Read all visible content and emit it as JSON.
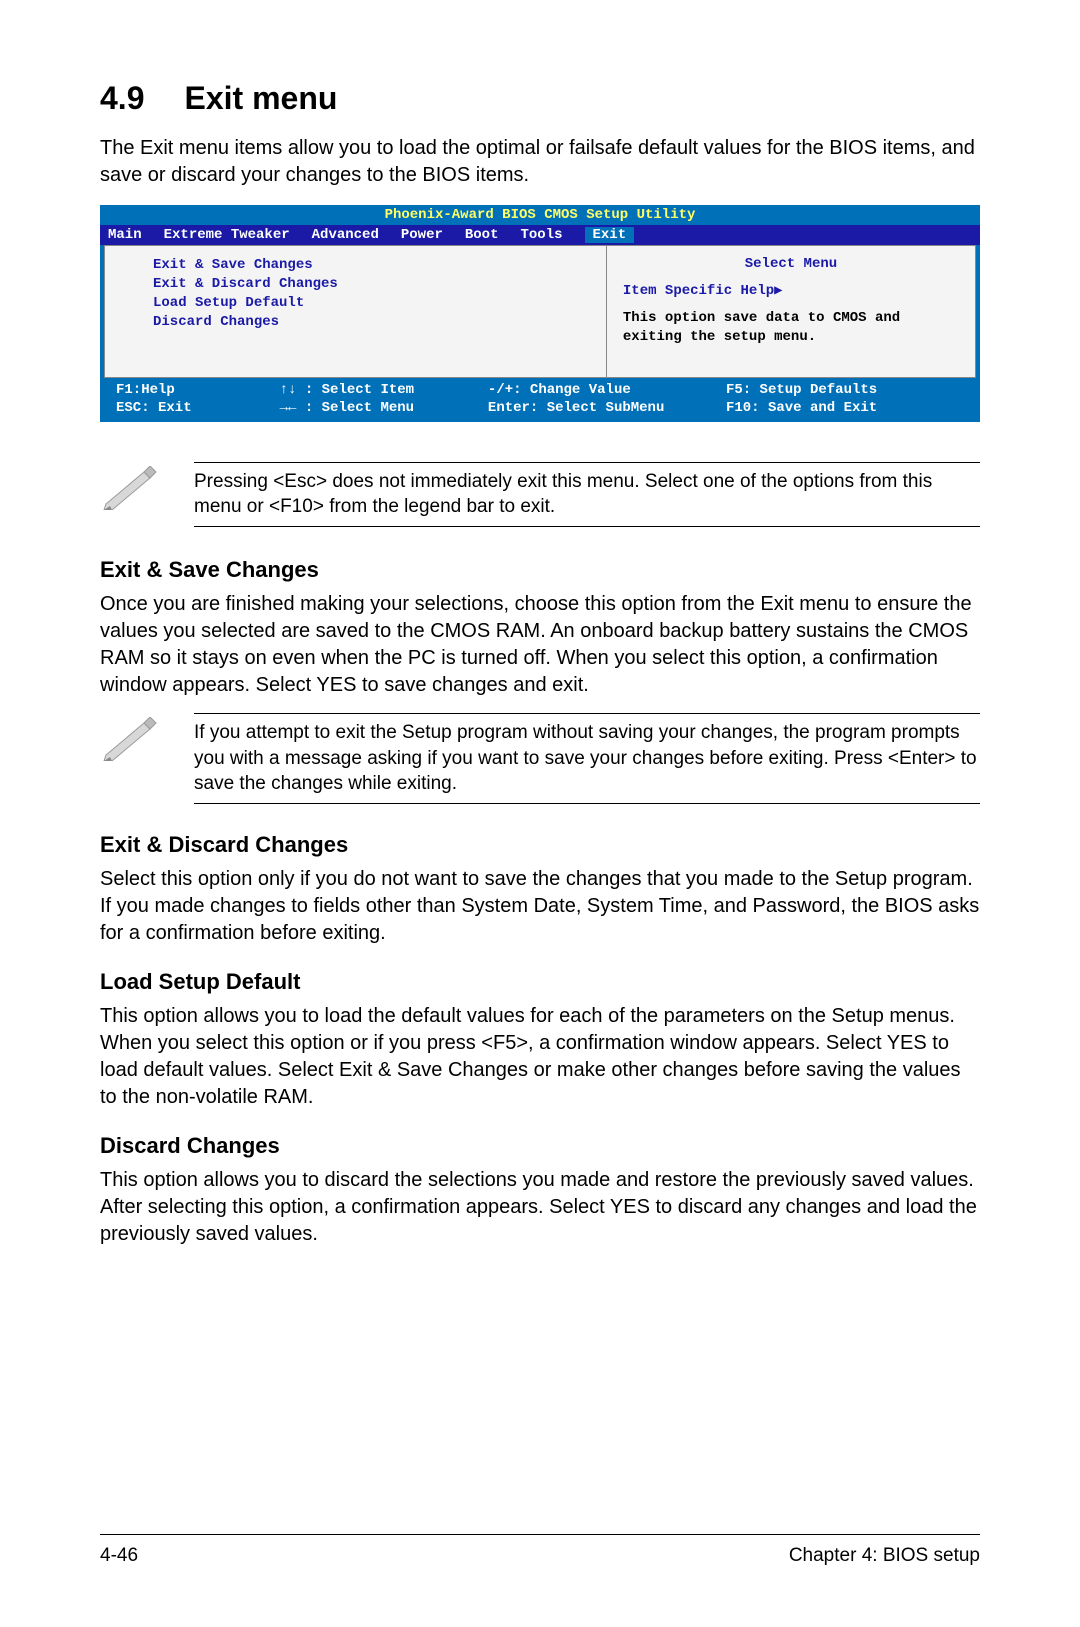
{
  "header": {
    "number": "4.9",
    "title": "Exit menu"
  },
  "intro": "The Exit menu items allow you to load the optimal or failsafe default values for the BIOS items, and save or discard your changes to the BIOS items.",
  "bios": {
    "title": "Phoenix-Award BIOS CMOS Setup Utility",
    "tabs": [
      "Main",
      "Extreme Tweaker",
      "Advanced",
      "Power",
      "Boot",
      "Tools",
      "Exit"
    ],
    "active_tab": "Exit",
    "left_items": [
      "Exit & Save Changes",
      "Exit & Discard Changes",
      "Load Setup Default",
      "Discard Changes"
    ],
    "right": {
      "select_menu": "Select Menu",
      "help_title": "Item Specific Help▶",
      "help_text": "This option save data to CMOS and exiting the setup menu."
    },
    "footer": {
      "c1a": "F1:Help",
      "c1b": "ESC: Exit",
      "c2a": "↑↓ : Select Item",
      "c2b": "→← : Select Menu",
      "c3a": "-/+: Change Value",
      "c3b": "Enter: Select SubMenu",
      "c4a": "F5: Setup Defaults",
      "c4b": "F10: Save and Exit"
    }
  },
  "note1": "Pressing <Esc> does not immediately exit this menu. Select one of the options from this menu or <F10> from the legend bar to exit.",
  "sections": {
    "s1_h": "Exit & Save Changes",
    "s1_p": "Once you are finished making your selections, choose this option from the Exit menu to ensure the values you selected are saved to the CMOS RAM. An onboard backup battery sustains the CMOS RAM so it stays on even when the PC is turned off. When you select this option, a confirmation window appears. Select YES to save changes and exit.",
    "note2": "If you attempt to exit the Setup program without saving your changes, the program prompts you with a message asking if you want to save your changes before exiting. Press <Enter> to save the changes while exiting.",
    "s2_h": "Exit & Discard Changes",
    "s2_p": "Select this option only if you do not want to save the changes that you made to the Setup program. If you made changes to fields other than System Date, System Time, and Password, the BIOS asks for a confirmation before exiting.",
    "s3_h": "Load Setup Default",
    "s3_p": "This option allows you to load the default values for each of the parameters on the Setup menus. When you select this option or if you press <F5>, a confirmation window appears. Select YES to load default values. Select Exit & Save Changes or make other changes before saving the values to the non-volatile RAM.",
    "s4_h": "Discard Changes",
    "s4_p": "This option allows you to discard the selections you made and restore the previously saved values. After selecting this option, a confirmation appears. Select YES to discard any changes and load the previously saved values."
  },
  "footer": {
    "page": "4-46",
    "chapter": "Chapter 4: BIOS setup"
  }
}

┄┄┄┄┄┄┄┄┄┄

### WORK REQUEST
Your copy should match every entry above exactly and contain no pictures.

### WORKED SOLUTION
Read all visible content and emit it as JSON.
{
  "header": {
    "number": "4.9",
    "title": "Exit menu"
  },
  "intro": "The Exit menu items allow you to load the optimal or failsafe default values for the BIOS items, and save or discard your changes to the BIOS items.",
  "bios": {
    "title": "Phoenix-Award BIOS CMOS Setup Utility",
    "tabs": [
      "Main",
      "Extreme Tweaker",
      "Advanced",
      "Power",
      "Boot",
      "Tools",
      "Exit"
    ],
    "active_tab": "Exit",
    "left_items": [
      "Exit & Save Changes",
      "Exit & Discard Changes",
      "Load Setup Default",
      "Discard Changes"
    ],
    "right": {
      "select_menu": "Select Menu",
      "help_title": "Item Specific Help▶",
      "help_text": "This option save data to CMOS and exiting the setup menu."
    },
    "footer": {
      "c1a": "F1:Help",
      "c1b": "ESC: Exit",
      "c2a": "↑↓ : Select Item",
      "c2b": "→← : Select Menu",
      "c3a": "-/+: Change Value",
      "c3b": "Enter: Select SubMenu",
      "c4a": "F5: Setup Defaults",
      "c4b": "F10: Save and Exit"
    }
  },
  "note1": "Pressing <Esc> does not immediately exit this menu. Select one of the options from this menu or <F10> from the legend bar to exit.",
  "sections": {
    "s1_h": "Exit & Save Changes",
    "s1_p": "Once you are finished making your selections, choose this option from the Exit menu to ensure the values you selected are saved to the CMOS RAM. An onboard backup battery sustains the CMOS RAM so it stays on even when the PC is turned off. When you select this option, a confirmation window appears. Select YES to save changes and exit.",
    "note2": "If you attempt to exit the Setup program without saving your changes, the program prompts you with a message asking if you want to save your changes before exiting. Press <Enter> to save the changes while exiting.",
    "s2_h": "Exit & Discard Changes",
    "s2_p": "Select this option only if you do not want to save the changes that you made to the Setup program. If you made changes to fields other than System Date, System Time, and Password, the BIOS asks for a confirmation before exiting.",
    "s3_h": "Load Setup Default",
    "s3_p": "This option allows you to load the default values for each of the parameters on the Setup menus. When you select this option or if you press <F5>, a confirmation window appears. Select YES to load default values. Select Exit & Save Changes or make other changes before saving the values to the non-volatile RAM.",
    "s4_h": "Discard Changes",
    "s4_p": "This option allows you to discard the selections you made and restore the previously saved values. After selecting this option, a confirmation appears. Select YES to discard any changes and load the previously saved values."
  },
  "footer": {
    "page": "4-46",
    "chapter": "Chapter 4: BIOS setup"
  }
}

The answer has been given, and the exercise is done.